(MATERIALS PROVIDED Opens)

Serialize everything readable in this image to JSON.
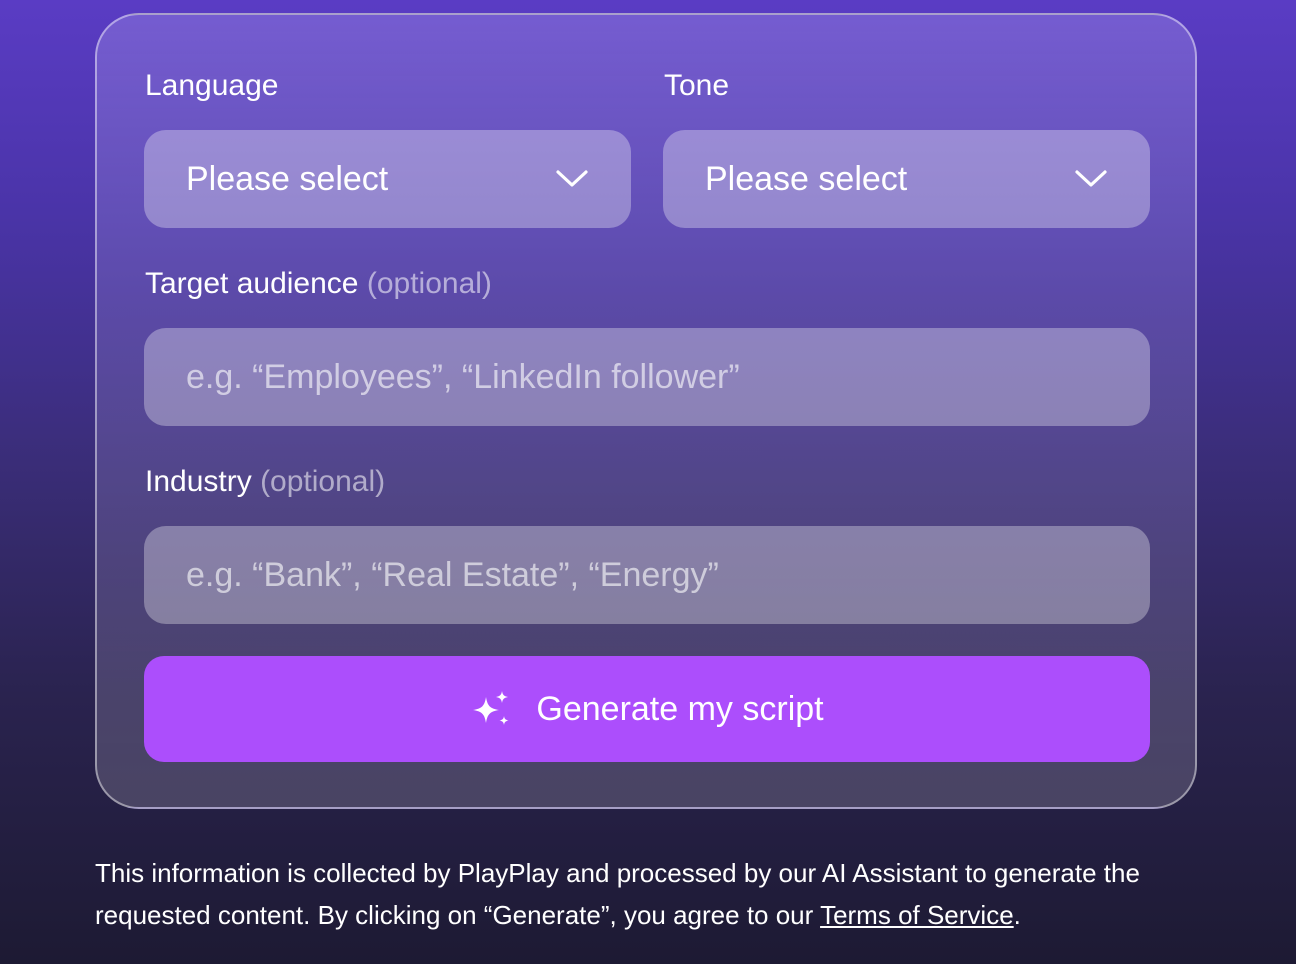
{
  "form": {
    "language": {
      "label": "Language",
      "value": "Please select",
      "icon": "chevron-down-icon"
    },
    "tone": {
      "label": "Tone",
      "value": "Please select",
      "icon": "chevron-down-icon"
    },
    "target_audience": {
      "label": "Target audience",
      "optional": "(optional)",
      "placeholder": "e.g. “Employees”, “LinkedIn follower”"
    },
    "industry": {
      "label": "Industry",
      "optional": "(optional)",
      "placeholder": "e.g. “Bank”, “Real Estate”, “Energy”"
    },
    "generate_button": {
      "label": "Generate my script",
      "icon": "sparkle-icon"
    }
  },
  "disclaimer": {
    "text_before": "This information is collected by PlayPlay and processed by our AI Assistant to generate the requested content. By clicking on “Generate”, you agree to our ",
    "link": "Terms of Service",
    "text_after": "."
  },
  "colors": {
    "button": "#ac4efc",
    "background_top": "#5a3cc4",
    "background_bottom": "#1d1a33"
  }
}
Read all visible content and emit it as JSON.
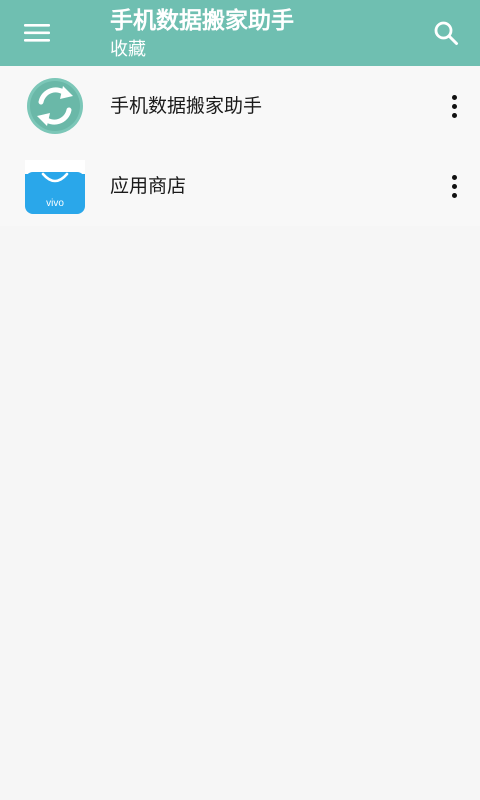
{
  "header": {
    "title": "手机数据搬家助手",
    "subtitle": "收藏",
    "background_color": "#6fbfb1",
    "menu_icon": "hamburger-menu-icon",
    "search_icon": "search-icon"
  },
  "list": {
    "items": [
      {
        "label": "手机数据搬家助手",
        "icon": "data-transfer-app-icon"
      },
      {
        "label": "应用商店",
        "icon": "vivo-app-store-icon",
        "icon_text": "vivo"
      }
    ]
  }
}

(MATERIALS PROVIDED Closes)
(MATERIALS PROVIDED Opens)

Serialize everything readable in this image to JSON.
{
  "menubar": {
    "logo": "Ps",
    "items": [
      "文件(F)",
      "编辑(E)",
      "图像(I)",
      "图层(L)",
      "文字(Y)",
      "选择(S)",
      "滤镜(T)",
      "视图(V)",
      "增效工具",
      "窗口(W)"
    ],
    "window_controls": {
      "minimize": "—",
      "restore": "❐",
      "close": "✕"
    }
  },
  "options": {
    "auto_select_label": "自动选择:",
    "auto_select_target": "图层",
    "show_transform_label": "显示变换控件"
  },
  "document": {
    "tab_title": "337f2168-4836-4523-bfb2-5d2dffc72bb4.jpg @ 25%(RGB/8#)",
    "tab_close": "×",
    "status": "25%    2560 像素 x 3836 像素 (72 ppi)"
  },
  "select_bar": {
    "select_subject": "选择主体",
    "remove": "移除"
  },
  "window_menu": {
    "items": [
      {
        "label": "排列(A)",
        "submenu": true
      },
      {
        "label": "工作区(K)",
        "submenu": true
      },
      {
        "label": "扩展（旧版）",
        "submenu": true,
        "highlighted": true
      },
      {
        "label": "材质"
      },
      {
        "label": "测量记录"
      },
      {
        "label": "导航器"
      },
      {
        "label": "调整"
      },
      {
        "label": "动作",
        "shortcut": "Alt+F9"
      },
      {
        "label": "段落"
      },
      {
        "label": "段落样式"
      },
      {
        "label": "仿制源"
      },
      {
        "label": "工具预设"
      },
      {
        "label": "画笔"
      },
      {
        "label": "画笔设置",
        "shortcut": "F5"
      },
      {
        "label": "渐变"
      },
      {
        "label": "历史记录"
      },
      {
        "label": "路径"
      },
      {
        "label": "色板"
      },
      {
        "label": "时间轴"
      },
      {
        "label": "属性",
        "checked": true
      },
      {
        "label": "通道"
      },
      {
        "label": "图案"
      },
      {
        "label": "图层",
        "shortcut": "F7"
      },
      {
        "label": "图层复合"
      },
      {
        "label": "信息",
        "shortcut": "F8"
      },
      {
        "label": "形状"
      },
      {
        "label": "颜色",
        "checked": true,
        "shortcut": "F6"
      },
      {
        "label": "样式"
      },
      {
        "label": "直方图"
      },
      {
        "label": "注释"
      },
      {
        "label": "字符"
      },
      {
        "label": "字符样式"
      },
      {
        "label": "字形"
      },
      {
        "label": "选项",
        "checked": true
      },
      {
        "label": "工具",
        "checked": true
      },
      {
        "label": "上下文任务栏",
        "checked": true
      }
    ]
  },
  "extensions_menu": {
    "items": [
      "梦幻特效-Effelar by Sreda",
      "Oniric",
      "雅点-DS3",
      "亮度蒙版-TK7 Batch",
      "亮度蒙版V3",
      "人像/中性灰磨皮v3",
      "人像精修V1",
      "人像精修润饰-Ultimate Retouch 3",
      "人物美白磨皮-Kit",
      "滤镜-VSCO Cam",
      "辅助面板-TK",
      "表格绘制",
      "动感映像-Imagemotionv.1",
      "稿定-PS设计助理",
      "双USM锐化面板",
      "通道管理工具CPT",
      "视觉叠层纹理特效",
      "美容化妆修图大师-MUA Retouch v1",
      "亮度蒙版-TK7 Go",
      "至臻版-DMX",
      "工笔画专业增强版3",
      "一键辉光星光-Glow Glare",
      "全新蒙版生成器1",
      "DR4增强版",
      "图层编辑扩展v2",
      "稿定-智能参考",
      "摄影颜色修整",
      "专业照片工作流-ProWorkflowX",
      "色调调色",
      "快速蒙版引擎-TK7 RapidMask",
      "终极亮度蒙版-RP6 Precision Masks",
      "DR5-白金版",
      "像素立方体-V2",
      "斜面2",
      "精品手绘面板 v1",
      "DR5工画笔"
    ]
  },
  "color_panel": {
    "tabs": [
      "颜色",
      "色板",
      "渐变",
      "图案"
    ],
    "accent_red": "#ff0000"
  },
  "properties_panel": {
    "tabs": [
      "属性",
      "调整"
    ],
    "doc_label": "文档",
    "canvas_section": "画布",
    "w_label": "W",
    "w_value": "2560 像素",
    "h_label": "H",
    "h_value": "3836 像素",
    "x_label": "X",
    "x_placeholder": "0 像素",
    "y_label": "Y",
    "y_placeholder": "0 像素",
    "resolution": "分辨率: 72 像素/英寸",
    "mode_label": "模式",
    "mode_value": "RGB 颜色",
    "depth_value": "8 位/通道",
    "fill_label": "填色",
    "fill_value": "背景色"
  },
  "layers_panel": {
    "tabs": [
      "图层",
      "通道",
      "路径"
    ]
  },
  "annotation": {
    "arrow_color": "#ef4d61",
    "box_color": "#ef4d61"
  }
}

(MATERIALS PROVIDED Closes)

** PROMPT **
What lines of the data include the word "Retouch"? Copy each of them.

** EXERCISE OUTPUT **
      "人像精修润饰-Ultimate Retouch 3",
      "美容化妆修图大师-MUA Retouch v1",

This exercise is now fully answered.